## [What to work on]
Word for word, copy all of the entries.

[Stored data]

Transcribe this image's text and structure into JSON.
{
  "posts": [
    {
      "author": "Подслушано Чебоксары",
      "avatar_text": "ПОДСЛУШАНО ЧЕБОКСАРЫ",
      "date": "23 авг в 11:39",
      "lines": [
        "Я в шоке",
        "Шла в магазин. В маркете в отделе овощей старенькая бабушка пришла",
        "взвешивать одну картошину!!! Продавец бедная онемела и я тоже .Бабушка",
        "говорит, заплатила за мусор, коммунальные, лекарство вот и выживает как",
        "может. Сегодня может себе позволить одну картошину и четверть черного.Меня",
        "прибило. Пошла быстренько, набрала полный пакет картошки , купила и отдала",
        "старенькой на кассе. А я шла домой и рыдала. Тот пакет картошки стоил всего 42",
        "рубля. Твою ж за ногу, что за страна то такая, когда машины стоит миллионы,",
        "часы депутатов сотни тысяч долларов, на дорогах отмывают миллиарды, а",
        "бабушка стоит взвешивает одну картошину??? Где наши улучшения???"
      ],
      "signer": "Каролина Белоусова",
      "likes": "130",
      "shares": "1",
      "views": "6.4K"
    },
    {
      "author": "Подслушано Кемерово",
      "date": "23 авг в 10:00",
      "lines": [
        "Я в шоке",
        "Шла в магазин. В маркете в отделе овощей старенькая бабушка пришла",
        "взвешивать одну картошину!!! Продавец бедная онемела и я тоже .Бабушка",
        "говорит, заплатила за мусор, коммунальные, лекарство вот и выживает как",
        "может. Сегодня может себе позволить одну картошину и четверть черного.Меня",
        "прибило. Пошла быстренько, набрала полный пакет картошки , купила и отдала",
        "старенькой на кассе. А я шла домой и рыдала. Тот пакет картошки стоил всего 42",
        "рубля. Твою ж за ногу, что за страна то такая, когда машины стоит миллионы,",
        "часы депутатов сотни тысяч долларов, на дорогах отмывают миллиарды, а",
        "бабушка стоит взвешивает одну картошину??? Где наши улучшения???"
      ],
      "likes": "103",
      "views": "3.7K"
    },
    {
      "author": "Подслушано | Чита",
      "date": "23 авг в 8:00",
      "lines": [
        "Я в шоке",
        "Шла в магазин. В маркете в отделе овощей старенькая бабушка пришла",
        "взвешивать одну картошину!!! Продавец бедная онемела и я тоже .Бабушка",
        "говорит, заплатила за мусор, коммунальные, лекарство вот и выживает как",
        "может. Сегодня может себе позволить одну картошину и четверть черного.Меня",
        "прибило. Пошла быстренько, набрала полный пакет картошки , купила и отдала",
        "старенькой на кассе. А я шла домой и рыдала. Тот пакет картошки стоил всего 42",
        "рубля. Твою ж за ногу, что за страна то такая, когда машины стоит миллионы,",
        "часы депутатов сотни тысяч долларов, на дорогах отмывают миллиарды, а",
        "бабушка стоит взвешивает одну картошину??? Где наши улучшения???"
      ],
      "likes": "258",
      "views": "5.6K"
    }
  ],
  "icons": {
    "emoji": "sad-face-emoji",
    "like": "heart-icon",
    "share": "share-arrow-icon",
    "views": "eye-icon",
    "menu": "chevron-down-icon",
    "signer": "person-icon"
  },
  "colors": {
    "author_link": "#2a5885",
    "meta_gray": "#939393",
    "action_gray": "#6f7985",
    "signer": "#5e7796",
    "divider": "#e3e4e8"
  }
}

## [Finished task]
Transcribe this image's text and structure into JSON.
{
  "posts": [
    {
      "author": "Подслушано Чебоксары",
      "avatar_text": "ПОДСЛУШАНО ЧЕБОКСАРЫ",
      "date": "23 авг в 11:39",
      "lines": [
        "Я в шоке",
        "Шла в магазин. В маркете в отделе овощей старенькая бабушка пришла",
        "взвешивать одну картошину!!! Продавец бедная онемела и я тоже .Бабушка",
        "говорит, заплатила за мусор, коммунальные, лекарство вот и выживает как",
        "может. Сегодня может себе позволить одну картошину и четверть черного.Меня",
        "прибило. Пошла быстренько, набрала полный пакет картошки , купила и отдала",
        "старенькой на кассе. А я шла домой и рыдала. Тот пакет картошки стоил всего 42",
        "рубля. Твою ж за ногу, что за страна то такая, когда машины стоит миллионы,",
        "часы депутатов сотни тысяч долларов, на дорогах отмывают миллиарды, а",
        "бабушка стоит взвешивает одну картошину??? Где наши улучшения???"
      ],
      "signer": "Каролина Белоусова",
      "likes": "130",
      "shares": "1",
      "views": "6.4K"
    },
    {
      "author": "Подслушано Кемерово",
      "date": "23 авг в 10:00",
      "lines": [
        "Я в шоке",
        "Шла в магазин. В маркете в отделе овощей старенькая бабушка пришла",
        "взвешивать одну картошину!!! Продавец бедная онемела и я тоже .Бабушка",
        "говорит, заплатила за мусор, коммунальные, лекарство вот и выживает как",
        "может. Сегодня может себе позволить одну картошину и четверть черного.Меня",
        "прибило. Пошла быстренько, набрала полный пакет картошки , купила и отдала",
        "старенькой на кассе. А я шла домой и рыдала. Тот пакет картошки стоил всего 42",
        "рубля. Твою ж за ногу, что за страна то такая, когда машины стоит миллионы,",
        "часы депутатов сотни тысяч долларов, на дорогах отмывают миллиарды, а",
        "бабушка стоит взвешивает одну картошину??? Где наши улучшения???"
      ],
      "likes": "103",
      "views": "3.7K"
    },
    {
      "author": "Подслушано | Чита",
      "date": "23 авг в 8:00",
      "lines": [
        "Я в шоке",
        "Шла в магазин. В маркете в отделе овощей старенькая бабушка пришла",
        "взвешивать одну картошину!!! Продавец бедная онемела и я тоже .Бабушка",
        "говорит, заплатила за мусор, коммунальные, лекарство вот и выживает как",
        "может. Сегодня может себе позволить одну картошину и четверть черного.Меня",
        "прибило. Пошла быстренько, набрала полный пакет картошки , купила и отдала",
        "старенькой на кассе. А я шла домой и рыдала. Тот пакет картошки стоил всего 42",
        "рубля. Твою ж за ногу, что за страна то такая, когда машины стоит миллионы,",
        "часы депутатов сотни тысяч долларов, на дорогах отмывают миллиарды, а",
        "бабушка стоит взвешивает одну картошину??? Где наши улучшения???"
      ],
      "likes": "258",
      "views": "5.6K"
    }
  ],
  "icons": {
    "emoji": "sad-face-emoji",
    "like": "heart-icon",
    "share": "share-arrow-icon",
    "views": "eye-icon",
    "menu": "chevron-down-icon",
    "signer": "person-icon"
  },
  "colors": {
    "author_link": "#2a5885",
    "meta_gray": "#939393",
    "action_gray": "#6f7985",
    "signer": "#5e7796",
    "divider": "#e3e4e8"
  }
}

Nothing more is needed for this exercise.